the phosphorylation process of acyclovir can only be accomplished via what? thymidine kinase.
thymidine kinase is found in what viruses? HSV1, HSV2 EBV
thymidine kinase is not found in what? CMV.
does acyclovir penetrate the BBB? no
what drug is similar to Acyclovir? valacyclovir, but has longer half life, requiring less frequent dosing.
what is the MOA of vidarabine undergoes sequential phosphorylation to imitate ATP. it becomes incorporated into DNA, inhibiting DNA synthesis.s
vidarabine can be used to treat what? all herpes group viruses, especially herpes encephalitis (HSV infection of the brain) VZV (chickenpox or herpes zoster)
describe the MOA of ganciclovir similar to that of acyclovir, except viral thymidine kinase is not requred for phosphorylation process, so CMV is effectively treated with this.
ganciclovir is the DOC for what? CMV retinitis.
what is a common side effect for Ganciclovir? bone marrow suppression, resulting in neutropenia and aplastic anemia
AZT is alos known as what? zidovudine
how does AZT work? it is triphosphorylatd by human thymidine kinase, becoming a TTP analog. it inhibits viral DNA synthesis after being incorporated into the growing viral DNA chain.
AZT is used to treat what? HIV.
does AZT cross the BBB? yes
AZT belongs to what class of drugs? pharmacologic nucleosides, AKA nucleoside reverese transcriptaswe inhibitors. they all become vonverted to nucleotides and all inhibit viral DNA synthesis.
what do protease inhibitors do? inhibit cleavage of the "giant protein" gag-pol-env that HIV must cut apart in order to have the functional components of thta protien.
protease inhibitors are used to treat what? HIV
give some examples of protease inhibitors saquinavir, ritonavir, indinavir, nelofinavir, fosamprenavir
how do non-nucleoside reverse transcriptase inhibitors work? directly inhibit reverse transcriptase, and are used in management of HIV infection.
how do fusion inhibitors work? prevent the fusion between the HIV virion and the cell. it binds to gp41 and prevents viral fusion with the cell's cell membrane, thereby preventing entry into the cell.
fusion inhibitors increase the risk of what? bacterial pneumonia
what are the most common side effects of fusion inhibitors? insomnia, headache, nausea
how do integrase inhibitors work? inhibit HIV viral integrase enzyme. thereby preventing integration and insertion of HIV DNA into human DNA.

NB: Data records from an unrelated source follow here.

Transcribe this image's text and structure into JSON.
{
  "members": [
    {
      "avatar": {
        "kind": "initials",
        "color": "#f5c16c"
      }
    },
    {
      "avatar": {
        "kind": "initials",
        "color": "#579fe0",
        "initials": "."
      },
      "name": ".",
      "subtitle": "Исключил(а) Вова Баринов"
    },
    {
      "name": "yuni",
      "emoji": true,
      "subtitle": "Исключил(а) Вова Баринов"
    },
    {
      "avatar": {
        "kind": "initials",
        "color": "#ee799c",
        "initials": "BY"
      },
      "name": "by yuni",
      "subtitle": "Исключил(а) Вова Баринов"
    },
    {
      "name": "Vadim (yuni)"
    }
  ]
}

what are some side effects of integrase inhibitors? may cause life threatening drug-drug interactions. instances of hypersensitivity, sevens johnsons syndrome, toxic epidermal necrolysis, hepatic failure, rhabdomyolysis.
what is the mechanism of action of chemokine co-receptor antagonists? (CCR5 antagonists) block the CCR5 co-receptor located on white blood cells targeted by HIV. the drug prevents entry of the virus into the cell.
CCR5 antagonists are approved for what? CCR5 tropic HIV-1
what is a drug in the CCR5 antagonist class? maraviroc.
what is one side effect of maraviroc? stevens johnson syndrome
how does Foscarnet work it is a direc tinhibitor of both DNA polymerase and reverse transcriptase.
foscarnet is used as an alternative to what? ganciclovir in the treatment of CMV, and is also useful in cases of ganciclovir resistant CMV. it is also used in the treatment o facclovir and ganciclovir resistant VZV and HSV. also effective against HIV
how does valganciclovir work used in combination therapy with the drug of choice (ganciclovir) for the treatment of CMV retinitis. may cause bone marrow supression (myelosuppression)
how does trifluridine work mimics TTP to be able to become incorporated into viral DNA and therefore ultimately inhibit viral DNA synthesis. it doe snot require virla thymjidine kinase to become triphosphorylated (active) and so is active against HSV
trifluridine is the DOC for what? herpes keratititis
what is the MOA of cidofovir alternative treatment of CMV retinitis. it is also the DOC for the treatment of smallpox and is the dru of choice for treatment of severe adenovirus infections. very nephrotoxic and at high doses cn cause fanconi syndrome
cidofovir is typically given with what other drug to minimize the dose while maximizing the side effects? probenacid
is cidofovir teratrogenic? yes
Created by: aferdo01